The vast majority of California’s vaccinations are now given in a two-dose regimen. So let’s say 30,000 people are fully inoculated every day in California. With 21 million of it’s nearly 40 million residents currently inoculated, it will take the state another 100-plus days to get to the 70-75% inoculation zone at current rates. That puts the timeline for Newsom’s vaccination plan into September, when kids are back to school.
Those who have had the virus also have some immunity but, according to a NIH post, it is reportedly less potent than the immunity of those who have been vaccinated. It also seems to protect against mutations better. And with the more transmissible Delta variant now dominant in the state, Californians need all the protection they can get.
While vaccination rates continue to fall, statewide infection numbers have been rapidly increasing. Over the course of the past 24 hours, the state rocketed from its highest new cases number since mid-February — 4,700 on Tuesday — to 5,285 on Wednesday. That’s a 12% jump in one day.
A more trusted data point, the number of cases per 100,000 people, rose from 7.2 per 100,000 on Tuesday to 8.1 per 100,000 on Wednesday. That’s a 12.5% increase in 24 hours and a near fourfold increase since Newsom reopened the state on June 15. The governor’s own Blueprint for a Safer Economy tier system, which before June 15 limited business capacity and required masking in various situations, would put the state in the Red of “Substantial” spread category. Newsom might argue that those requirements were softened as more people got vaccinated — and the state now has close to 21 million residents fully inoculated. But the current spike in numbers is happening despite the higher number of people vaccinated.
As for the UCLA study, here are some other key findings:
-More than half of California adults said they did gather with people outside of their household when the state guidelines were still in effect
-More than one in five California adults said they never or only sometimes followed state guidelines
-Adults who would not get the vaccine were less likely to follow state and local guidelines
-The poorest adults were more likely to report that they would not get the vaccine, compared to adults with the highest income levels
-Latinos were more likely than whites to ever have received a positive test result for Covid-19

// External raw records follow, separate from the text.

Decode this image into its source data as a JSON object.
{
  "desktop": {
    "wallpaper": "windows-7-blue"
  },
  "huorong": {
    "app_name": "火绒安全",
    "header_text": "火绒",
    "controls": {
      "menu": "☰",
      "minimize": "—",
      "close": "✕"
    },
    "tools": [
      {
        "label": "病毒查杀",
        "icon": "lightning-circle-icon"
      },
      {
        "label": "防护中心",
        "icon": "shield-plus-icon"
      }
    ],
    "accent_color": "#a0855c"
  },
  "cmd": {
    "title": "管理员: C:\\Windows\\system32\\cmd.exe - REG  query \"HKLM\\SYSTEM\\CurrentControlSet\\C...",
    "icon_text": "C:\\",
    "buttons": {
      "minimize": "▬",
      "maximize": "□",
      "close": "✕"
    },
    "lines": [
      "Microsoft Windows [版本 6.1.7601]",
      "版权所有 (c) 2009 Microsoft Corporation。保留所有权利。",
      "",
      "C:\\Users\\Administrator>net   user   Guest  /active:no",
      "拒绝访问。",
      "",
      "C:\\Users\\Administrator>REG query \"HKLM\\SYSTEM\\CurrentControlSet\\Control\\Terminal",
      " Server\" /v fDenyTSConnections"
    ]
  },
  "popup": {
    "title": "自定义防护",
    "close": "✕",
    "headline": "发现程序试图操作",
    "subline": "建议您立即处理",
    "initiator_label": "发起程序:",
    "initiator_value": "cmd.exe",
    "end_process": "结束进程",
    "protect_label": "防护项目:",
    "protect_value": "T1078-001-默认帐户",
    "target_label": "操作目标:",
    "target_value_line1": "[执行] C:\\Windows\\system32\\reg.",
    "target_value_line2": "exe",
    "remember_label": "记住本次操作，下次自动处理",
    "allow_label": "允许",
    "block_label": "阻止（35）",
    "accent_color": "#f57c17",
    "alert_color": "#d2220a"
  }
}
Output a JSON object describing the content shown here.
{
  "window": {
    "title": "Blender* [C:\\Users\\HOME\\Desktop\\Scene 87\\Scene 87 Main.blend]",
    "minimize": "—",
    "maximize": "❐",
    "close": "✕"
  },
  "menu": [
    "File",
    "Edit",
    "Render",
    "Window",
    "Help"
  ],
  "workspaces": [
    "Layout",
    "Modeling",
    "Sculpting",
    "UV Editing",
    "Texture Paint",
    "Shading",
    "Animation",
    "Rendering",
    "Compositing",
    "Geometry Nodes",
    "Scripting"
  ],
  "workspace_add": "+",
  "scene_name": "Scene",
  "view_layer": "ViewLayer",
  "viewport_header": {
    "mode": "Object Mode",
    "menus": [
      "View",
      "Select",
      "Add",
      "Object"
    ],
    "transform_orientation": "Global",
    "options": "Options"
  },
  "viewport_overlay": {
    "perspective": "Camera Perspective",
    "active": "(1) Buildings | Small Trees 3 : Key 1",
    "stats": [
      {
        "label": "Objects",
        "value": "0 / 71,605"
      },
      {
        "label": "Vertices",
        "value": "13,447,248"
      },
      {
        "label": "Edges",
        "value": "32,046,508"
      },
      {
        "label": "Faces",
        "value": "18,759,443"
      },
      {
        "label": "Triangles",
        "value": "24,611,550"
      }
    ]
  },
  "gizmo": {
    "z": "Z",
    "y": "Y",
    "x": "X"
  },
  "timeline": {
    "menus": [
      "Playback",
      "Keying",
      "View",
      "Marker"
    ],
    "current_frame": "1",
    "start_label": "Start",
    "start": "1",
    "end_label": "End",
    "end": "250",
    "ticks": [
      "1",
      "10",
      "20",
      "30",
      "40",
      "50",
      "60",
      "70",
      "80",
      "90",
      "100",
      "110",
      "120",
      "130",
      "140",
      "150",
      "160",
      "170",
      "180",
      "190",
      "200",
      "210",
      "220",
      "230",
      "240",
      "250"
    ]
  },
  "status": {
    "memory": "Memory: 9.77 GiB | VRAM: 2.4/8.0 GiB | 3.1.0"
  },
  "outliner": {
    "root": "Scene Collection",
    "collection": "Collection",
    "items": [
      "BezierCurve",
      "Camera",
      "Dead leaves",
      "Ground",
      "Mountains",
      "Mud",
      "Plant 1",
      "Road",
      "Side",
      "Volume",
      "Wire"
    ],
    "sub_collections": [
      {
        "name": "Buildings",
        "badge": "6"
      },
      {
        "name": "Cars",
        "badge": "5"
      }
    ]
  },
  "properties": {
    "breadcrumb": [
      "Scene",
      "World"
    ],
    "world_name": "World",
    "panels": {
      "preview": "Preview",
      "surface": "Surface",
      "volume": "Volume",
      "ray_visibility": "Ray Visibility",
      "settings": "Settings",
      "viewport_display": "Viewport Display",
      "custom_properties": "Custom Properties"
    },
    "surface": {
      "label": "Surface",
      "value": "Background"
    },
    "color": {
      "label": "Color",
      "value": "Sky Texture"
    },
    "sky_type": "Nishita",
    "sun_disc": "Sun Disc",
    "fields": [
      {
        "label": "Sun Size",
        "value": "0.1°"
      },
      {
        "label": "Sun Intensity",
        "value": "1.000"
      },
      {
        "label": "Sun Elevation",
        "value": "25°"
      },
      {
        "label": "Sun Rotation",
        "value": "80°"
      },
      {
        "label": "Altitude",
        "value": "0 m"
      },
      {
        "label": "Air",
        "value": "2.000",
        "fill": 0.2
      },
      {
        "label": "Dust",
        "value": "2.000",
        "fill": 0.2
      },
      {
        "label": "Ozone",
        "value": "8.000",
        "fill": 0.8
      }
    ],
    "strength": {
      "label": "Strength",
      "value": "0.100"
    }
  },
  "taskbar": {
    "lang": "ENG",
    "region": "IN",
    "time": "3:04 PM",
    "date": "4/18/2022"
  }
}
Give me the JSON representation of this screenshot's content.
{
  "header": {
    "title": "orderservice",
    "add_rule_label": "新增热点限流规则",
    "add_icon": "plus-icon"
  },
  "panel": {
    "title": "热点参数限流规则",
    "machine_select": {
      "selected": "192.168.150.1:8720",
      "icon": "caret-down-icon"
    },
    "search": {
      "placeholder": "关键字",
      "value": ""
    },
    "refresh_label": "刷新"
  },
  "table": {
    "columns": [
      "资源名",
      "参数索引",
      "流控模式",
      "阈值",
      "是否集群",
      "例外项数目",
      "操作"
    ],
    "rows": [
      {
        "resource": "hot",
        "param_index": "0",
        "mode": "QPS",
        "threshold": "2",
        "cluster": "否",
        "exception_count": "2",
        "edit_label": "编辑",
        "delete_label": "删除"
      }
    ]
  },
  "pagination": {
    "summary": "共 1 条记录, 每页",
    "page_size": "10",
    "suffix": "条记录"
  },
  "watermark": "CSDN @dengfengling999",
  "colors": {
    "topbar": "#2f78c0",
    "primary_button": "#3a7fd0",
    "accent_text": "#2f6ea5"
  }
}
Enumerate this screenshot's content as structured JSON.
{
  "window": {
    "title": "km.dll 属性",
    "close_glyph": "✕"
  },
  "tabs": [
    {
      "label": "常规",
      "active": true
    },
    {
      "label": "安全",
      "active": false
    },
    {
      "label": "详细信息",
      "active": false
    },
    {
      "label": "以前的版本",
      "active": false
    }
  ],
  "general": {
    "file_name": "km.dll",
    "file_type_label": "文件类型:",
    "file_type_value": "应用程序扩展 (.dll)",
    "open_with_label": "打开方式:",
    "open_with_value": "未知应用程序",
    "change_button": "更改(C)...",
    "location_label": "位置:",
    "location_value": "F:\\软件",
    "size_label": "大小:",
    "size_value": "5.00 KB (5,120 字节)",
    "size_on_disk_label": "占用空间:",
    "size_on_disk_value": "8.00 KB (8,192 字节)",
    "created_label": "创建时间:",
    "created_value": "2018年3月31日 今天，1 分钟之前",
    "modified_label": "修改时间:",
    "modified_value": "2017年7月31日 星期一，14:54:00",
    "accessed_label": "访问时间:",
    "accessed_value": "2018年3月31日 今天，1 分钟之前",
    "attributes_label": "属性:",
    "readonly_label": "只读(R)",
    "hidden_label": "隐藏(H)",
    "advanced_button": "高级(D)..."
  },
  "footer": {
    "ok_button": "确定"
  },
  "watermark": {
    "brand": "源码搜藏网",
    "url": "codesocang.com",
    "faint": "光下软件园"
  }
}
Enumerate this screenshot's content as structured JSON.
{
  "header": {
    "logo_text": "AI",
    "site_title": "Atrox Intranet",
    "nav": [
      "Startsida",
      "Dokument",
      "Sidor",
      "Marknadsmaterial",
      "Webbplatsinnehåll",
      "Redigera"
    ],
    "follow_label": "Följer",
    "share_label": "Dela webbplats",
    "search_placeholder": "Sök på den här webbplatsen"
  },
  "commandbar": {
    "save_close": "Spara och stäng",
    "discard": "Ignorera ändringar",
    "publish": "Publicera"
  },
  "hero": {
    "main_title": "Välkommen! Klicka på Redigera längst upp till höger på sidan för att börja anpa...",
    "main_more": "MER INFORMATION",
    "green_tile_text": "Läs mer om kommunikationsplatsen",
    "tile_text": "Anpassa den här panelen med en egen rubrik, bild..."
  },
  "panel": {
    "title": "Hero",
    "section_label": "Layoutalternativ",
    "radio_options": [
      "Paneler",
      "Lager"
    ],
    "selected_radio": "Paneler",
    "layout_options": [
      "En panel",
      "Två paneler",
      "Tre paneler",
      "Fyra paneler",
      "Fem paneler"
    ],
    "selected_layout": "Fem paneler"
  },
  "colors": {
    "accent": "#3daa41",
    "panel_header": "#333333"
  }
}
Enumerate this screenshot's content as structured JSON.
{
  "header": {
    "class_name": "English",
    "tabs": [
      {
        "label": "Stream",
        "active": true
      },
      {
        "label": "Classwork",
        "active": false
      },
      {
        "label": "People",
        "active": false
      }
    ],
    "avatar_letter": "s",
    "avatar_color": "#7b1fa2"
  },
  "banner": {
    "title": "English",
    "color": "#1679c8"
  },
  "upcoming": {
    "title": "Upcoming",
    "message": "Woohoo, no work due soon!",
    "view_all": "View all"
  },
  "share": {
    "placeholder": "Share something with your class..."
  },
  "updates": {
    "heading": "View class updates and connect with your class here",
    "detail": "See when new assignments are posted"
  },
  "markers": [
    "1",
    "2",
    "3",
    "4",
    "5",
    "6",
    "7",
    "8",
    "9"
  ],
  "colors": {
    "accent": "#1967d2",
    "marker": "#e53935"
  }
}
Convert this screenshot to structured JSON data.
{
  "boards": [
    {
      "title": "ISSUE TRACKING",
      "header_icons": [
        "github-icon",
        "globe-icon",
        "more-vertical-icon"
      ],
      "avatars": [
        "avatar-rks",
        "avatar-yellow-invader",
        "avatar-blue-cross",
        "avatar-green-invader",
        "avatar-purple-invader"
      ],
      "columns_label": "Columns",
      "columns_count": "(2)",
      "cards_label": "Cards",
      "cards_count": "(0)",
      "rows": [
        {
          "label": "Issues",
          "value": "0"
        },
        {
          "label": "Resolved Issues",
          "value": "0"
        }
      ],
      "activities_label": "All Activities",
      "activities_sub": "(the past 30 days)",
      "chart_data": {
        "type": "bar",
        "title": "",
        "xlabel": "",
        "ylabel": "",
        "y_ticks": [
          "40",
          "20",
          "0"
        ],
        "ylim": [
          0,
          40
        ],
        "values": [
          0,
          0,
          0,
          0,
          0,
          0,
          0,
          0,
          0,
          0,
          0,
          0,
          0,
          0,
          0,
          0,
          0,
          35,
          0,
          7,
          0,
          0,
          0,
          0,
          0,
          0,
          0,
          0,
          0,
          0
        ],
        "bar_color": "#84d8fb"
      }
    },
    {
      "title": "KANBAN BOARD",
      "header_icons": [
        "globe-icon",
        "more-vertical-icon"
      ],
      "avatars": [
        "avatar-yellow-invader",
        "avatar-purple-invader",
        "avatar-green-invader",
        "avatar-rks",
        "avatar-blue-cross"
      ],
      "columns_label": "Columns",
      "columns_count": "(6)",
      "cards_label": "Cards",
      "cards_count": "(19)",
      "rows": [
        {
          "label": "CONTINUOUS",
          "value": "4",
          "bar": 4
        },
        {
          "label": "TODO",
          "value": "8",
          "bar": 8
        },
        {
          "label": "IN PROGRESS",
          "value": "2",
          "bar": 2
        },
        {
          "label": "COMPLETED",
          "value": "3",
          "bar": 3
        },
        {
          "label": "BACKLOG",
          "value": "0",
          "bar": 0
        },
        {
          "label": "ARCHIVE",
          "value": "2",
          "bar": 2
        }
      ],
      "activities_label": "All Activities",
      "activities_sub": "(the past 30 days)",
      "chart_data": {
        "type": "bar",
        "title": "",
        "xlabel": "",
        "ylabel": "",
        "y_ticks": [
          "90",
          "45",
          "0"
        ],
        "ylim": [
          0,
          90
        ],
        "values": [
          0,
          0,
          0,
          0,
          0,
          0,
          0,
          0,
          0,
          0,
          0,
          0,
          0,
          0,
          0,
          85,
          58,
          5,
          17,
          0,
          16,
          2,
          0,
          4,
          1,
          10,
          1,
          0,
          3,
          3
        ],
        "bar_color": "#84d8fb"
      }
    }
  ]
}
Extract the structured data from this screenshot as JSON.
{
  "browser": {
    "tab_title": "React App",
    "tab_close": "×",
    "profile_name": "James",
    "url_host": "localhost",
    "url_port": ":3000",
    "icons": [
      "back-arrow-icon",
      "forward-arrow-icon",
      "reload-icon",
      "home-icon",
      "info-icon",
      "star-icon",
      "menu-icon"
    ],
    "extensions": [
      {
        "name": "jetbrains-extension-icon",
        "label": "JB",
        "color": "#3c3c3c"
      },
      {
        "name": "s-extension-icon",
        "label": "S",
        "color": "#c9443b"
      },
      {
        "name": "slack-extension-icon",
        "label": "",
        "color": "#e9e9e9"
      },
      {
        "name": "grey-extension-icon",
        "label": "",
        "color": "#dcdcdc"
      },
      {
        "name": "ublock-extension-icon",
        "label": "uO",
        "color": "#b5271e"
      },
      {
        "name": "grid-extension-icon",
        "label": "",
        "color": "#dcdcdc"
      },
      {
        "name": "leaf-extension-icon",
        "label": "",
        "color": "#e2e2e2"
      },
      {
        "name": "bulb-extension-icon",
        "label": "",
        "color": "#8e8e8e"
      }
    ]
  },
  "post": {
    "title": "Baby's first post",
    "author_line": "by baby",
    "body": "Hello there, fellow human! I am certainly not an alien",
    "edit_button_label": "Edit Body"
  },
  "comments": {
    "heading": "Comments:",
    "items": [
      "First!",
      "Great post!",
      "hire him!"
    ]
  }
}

-Adults with the lowest incomes were more than twice as likely as those with highest incomes to ever test positive for COVID-19
City News Service contributed to this report.